Opportunities and barriers for smaller portions in food service: lessons from marketing and behavioral economics

Int J Obes (Lond). 2014 Jul;38 Suppl 1(Suppl 1):S19-24. doi: 10.1038/ijo.2014.85.

Abstract

This paper uses the frameworks and evidence from marketing and behavioral economics to highlight the opportunities and barriers for portion control in food service environments. Applying Kahneman's 'thinking fast and slow' concepts, it describes 10 strategies that can be effective in 'tricking' the consumer's fast cognitive system to make better decisions and in triggering the slow cognitive system to help prevent the fast system from making bad decisions. These strategies include shrinking defaults, elongating packages, increasing the visibility of small portions, offering more mixed virtue options, adding more small sizes, offering 'right-sized' standard portions, using meaningful size labels, adopting linear pricing, using temporal landmarks to push smaller portions and facilitating pre-commitment. For each of these strategies, I discuss the specific cost and revenue barriers that a food service operator would face if the strategy were adopted.

Publication types

  • Research Support, Non-U.S. Gov't
  • Review

MeSH terms

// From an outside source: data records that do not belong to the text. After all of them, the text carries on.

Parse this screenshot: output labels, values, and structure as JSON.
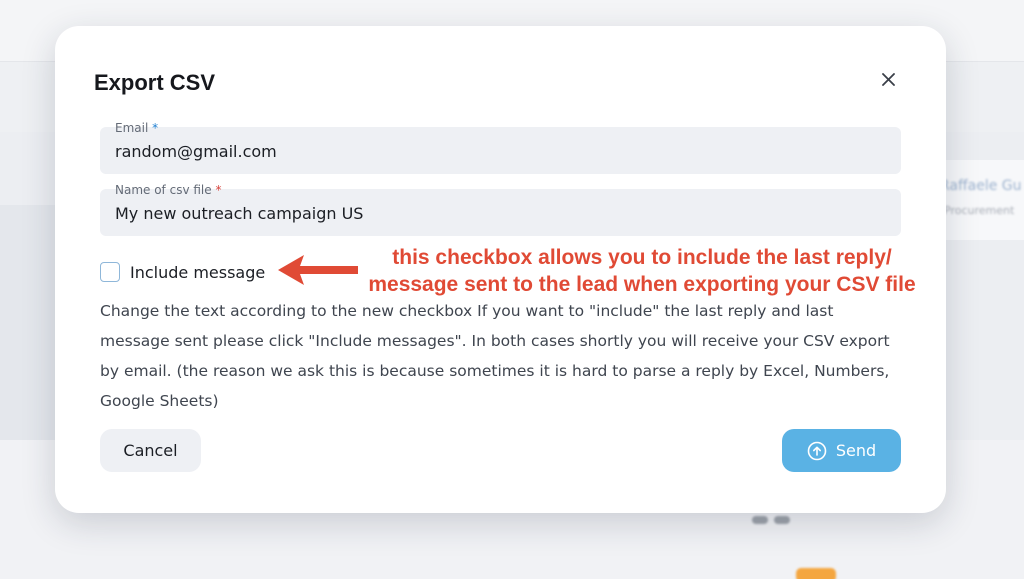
{
  "background": {
    "right_card_name": "Raffaele Gu",
    "right_card_sub": "Procurement"
  },
  "modal": {
    "title": "Export CSV",
    "close_icon": "close-icon",
    "email_field": {
      "label": "Email",
      "required_mark": "*",
      "value": "random@gmail.com"
    },
    "csv_field": {
      "label": "Name of csv file",
      "required_mark": "*",
      "value": "My new outreach campaign US"
    },
    "include_checkbox": {
      "label": "Include message",
      "checked": false
    },
    "description": "Change the text according to the new checkbox If you want to \"include\" the last reply and last message sent please click \"Include messages\". In both cases shortly you will receive your CSV export by email. (the reason we ask this is because sometimes it is hard to parse a reply by Excel, Numbers, Google Sheets)",
    "cancel_label": "Cancel",
    "send_label": "Send",
    "send_icon": "upload-circle-icon"
  },
  "annotation": {
    "line1": "this checkbox allows you to include the last reply/",
    "line2": "message sent to the lead when exporting your CSV file",
    "color": "#e04a35"
  },
  "colors": {
    "accent": "#5ab2e4",
    "required_blue": "#1f7fd1",
    "required_red": "#d6413a"
  }
}
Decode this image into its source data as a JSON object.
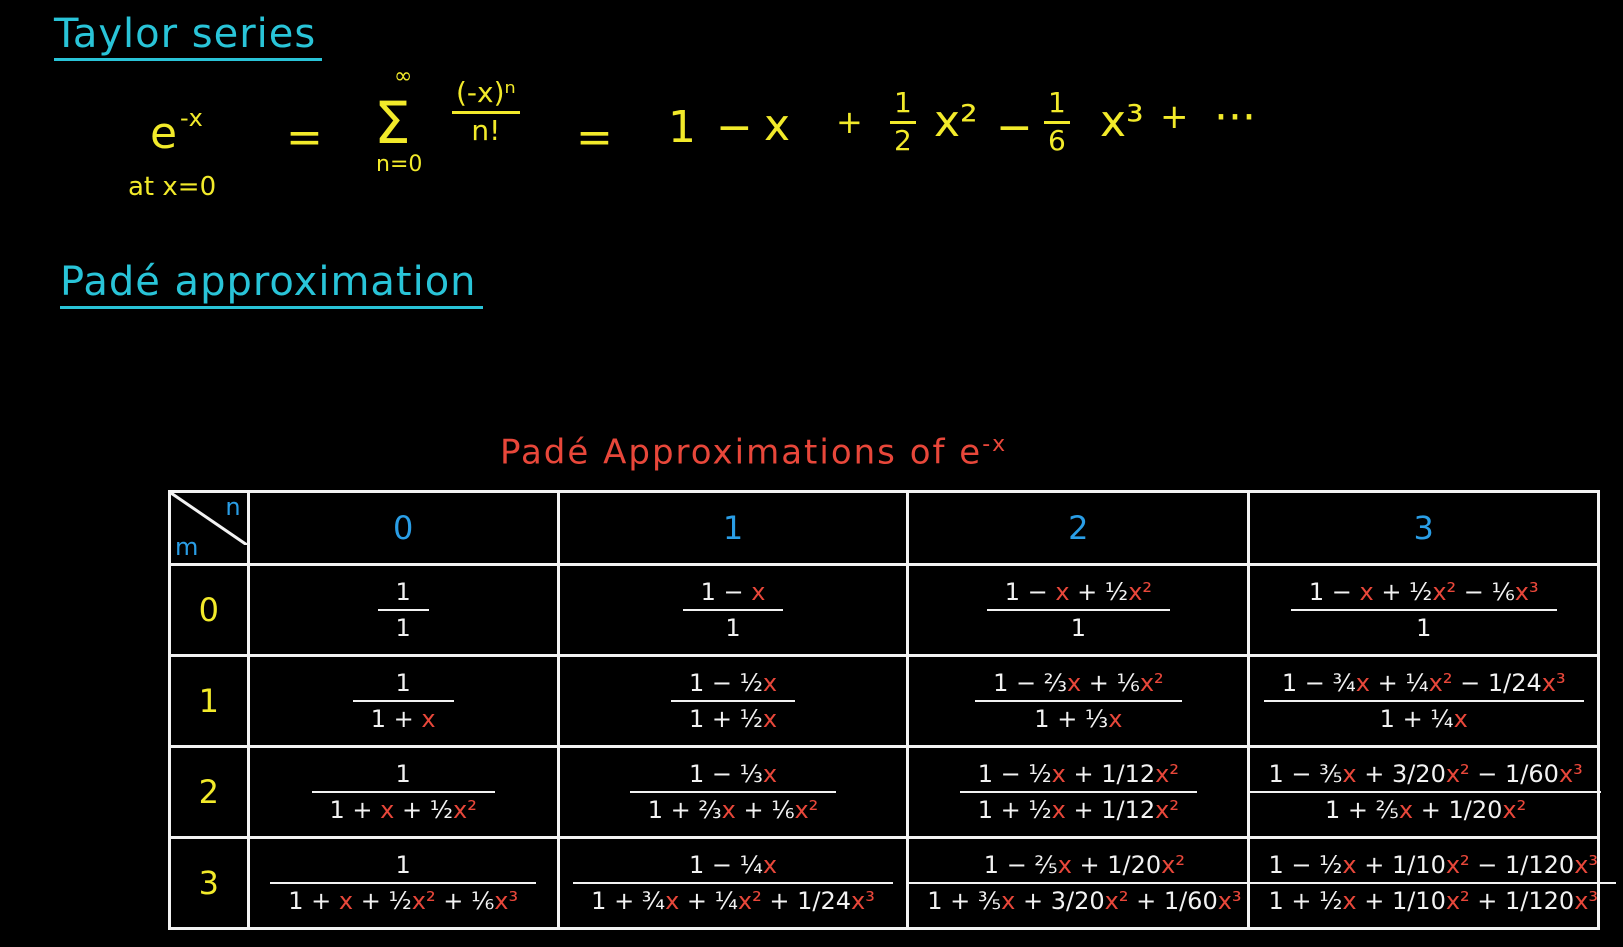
{
  "headings": {
    "taylor": "Taylor series",
    "pade": "Padé approximation"
  },
  "taylor_formula": {
    "lhs_base": "e",
    "lhs_exp": "-x",
    "lhs_note": "at x=0",
    "eq": "=",
    "sum_symbol": "Σ",
    "sum_upper": "∞",
    "sum_lower": "n=0",
    "sum_num": "(-x)ⁿ",
    "sum_den": "n!",
    "eq2": "=",
    "t1": "1",
    "op1": "−",
    "t2": "x",
    "op2": "+",
    "t3_num": "1",
    "t3_den": "2",
    "t3_var": "x²",
    "op3": "−",
    "t4_num": "1",
    "t4_den": "6",
    "t4_var": "x³",
    "op4": "+",
    "ellipsis": "···"
  },
  "table": {
    "title": "Padé Approximations of e",
    "title_exp": "-x",
    "corner_n": "n",
    "corner_m": "m",
    "col_labels": [
      "0",
      "1",
      "2",
      "3"
    ],
    "row_labels": [
      "0",
      "1",
      "2",
      "3"
    ],
    "cells": [
      [
        {
          "num": "1",
          "den": "1"
        },
        {
          "num": "1 − x",
          "den": "1"
        },
        {
          "num": "1 − x + ½x²",
          "den": "1"
        },
        {
          "num": "1 − x + ½x² − ⅙x³",
          "den": "1"
        }
      ],
      [
        {
          "num": "1",
          "den": "1 + x"
        },
        {
          "num": "1 − ½x",
          "den": "1 + ½x"
        },
        {
          "num": "1 − ⅔x + ⅙x²",
          "den": "1 + ⅓x"
        },
        {
          "num": "1 − ¾x + ¼x² − 1/24x³",
          "den": "1 + ¼x"
        }
      ],
      [
        {
          "num": "1",
          "den": "1 + x + ½x²"
        },
        {
          "num": "1 − ⅓x",
          "den": "1 + ⅔x + ⅙x²"
        },
        {
          "num": "1 − ½x + 1/12x²",
          "den": "1 + ½x + 1/12x²"
        },
        {
          "num": "1 − ⅗x + 3/20x² − 1/60x³",
          "den": "1 + ⅖x + 1/20x²"
        }
      ],
      [
        {
          "num": "1",
          "den": "1 + x + ½x² + ⅙x³"
        },
        {
          "num": "1 − ¼x",
          "den": "1 + ¾x + ¼x² + 1/24x³"
        },
        {
          "num": "1 − ⅖x + 1/20x²",
          "den": "1 + ⅗x + 3/20x² + 1/60x³"
        },
        {
          "num": "1 − ½x + 1/10x² − 1/120x³",
          "den": "1 + ½x + 1/10x² + 1/120x³"
        }
      ]
    ]
  },
  "colors": {
    "heading": "#29c4d8",
    "formula": "#f2ea2a",
    "title": "#e8473a",
    "variable": "#e8473a",
    "column_header": "#2a9ee6",
    "row_header": "#f2ea2a",
    "grid": "#f2f2f2",
    "background": "#000000"
  }
}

  • Choice Behavior*
  • Consumer Health Information
  • Costs and Cost Analysis
  • Feeding Behavior / psychology*
  • Food / economics
  • Food Industry / economics
  • Food Preferences / psychology*
  • Humans
  • Obesity / prevention & control*
  • Obesity / psychology
  • Restaurants* / economics
  • Serving Size* / psychology